Work to complete >>
With pictures removed, the data below should be returned exactly.

Data provided >>
☆ ☆ ☆ ☆ ☆ ☆ ☆
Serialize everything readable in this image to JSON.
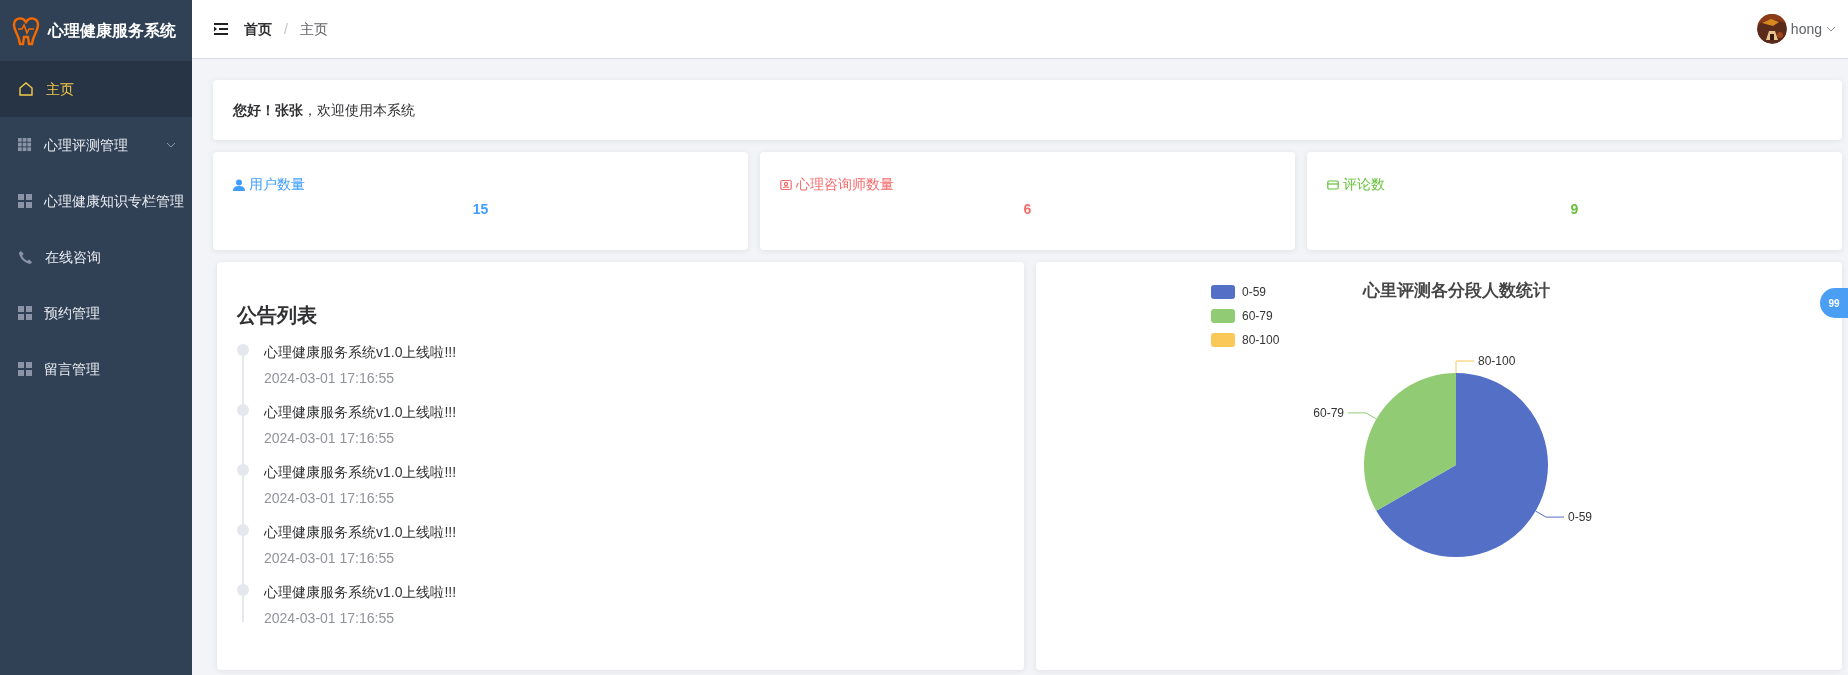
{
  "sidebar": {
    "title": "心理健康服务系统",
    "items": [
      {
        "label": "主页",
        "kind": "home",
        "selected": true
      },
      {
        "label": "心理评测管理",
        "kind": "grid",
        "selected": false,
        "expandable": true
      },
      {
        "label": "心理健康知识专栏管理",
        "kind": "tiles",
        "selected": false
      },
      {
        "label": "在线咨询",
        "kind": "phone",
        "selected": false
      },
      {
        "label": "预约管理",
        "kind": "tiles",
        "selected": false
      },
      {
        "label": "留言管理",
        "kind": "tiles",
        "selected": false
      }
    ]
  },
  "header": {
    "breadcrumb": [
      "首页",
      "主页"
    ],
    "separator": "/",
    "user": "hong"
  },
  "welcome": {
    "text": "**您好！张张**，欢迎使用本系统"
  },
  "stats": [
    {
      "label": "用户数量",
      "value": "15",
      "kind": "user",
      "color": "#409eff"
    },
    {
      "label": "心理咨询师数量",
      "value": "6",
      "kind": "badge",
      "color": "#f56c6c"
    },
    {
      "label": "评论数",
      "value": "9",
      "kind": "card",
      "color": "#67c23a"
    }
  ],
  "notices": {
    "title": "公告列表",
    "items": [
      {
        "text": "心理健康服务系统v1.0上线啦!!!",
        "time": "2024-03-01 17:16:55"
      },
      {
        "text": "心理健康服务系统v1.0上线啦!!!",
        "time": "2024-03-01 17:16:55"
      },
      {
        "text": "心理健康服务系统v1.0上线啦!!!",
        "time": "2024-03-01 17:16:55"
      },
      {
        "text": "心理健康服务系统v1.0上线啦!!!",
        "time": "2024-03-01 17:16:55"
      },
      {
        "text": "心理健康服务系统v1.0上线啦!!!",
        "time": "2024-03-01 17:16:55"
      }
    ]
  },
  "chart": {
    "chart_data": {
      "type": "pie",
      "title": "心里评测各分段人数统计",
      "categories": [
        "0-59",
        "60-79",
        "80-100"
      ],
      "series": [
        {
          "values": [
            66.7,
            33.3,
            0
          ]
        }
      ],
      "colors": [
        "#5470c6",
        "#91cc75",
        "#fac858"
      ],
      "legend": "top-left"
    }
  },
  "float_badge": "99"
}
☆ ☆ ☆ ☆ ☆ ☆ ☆
Result below >>
Serialize everything readable in this image to JSON.
{
  "sidebar": {
    "title": "心理健康服务系统",
    "items": [
      {
        "label": "主页",
        "kind": "home",
        "selected": true
      },
      {
        "label": "心理评测管理",
        "kind": "grid",
        "selected": false,
        "expandable": true
      },
      {
        "label": "心理健康知识专栏管理",
        "kind": "tiles",
        "selected": false
      },
      {
        "label": "在线咨询",
        "kind": "phone",
        "selected": false
      },
      {
        "label": "预约管理",
        "kind": "tiles",
        "selected": false
      },
      {
        "label": "留言管理",
        "kind": "tiles",
        "selected": false
      }
    ]
  },
  "header": {
    "breadcrumb": [
      "首页",
      "主页"
    ],
    "separator": "/",
    "user": "hong"
  },
  "welcome": {
    "text": "**您好！张张**，欢迎使用本系统"
  },
  "stats": [
    {
      "label": "用户数量",
      "value": "15",
      "kind": "user",
      "color": "#409eff"
    },
    {
      "label": "心理咨询师数量",
      "value": "6",
      "kind": "badge",
      "color": "#f56c6c"
    },
    {
      "label": "评论数",
      "value": "9",
      "kind": "card",
      "color": "#67c23a"
    }
  ],
  "notices": {
    "title": "公告列表",
    "items": [
      {
        "text": "心理健康服务系统v1.0上线啦!!!",
        "time": "2024-03-01 17:16:55"
      },
      {
        "text": "心理健康服务系统v1.0上线啦!!!",
        "time": "2024-03-01 17:16:55"
      },
      {
        "text": "心理健康服务系统v1.0上线啦!!!",
        "time": "2024-03-01 17:16:55"
      },
      {
        "text": "心理健康服务系统v1.0上线啦!!!",
        "time": "2024-03-01 17:16:55"
      },
      {
        "text": "心理健康服务系统v1.0上线啦!!!",
        "time": "2024-03-01 17:16:55"
      }
    ]
  },
  "chart": {
    "chart_data": {
      "type": "pie",
      "title": "心里评测各分段人数统计",
      "categories": [
        "0-59",
        "60-79",
        "80-100"
      ],
      "series": [
        {
          "values": [
            66.7,
            33.3,
            0
          ]
        }
      ],
      "colors": [
        "#5470c6",
        "#91cc75",
        "#fac858"
      ],
      "legend": "top-left"
    }
  },
  "float_badge": "99"
}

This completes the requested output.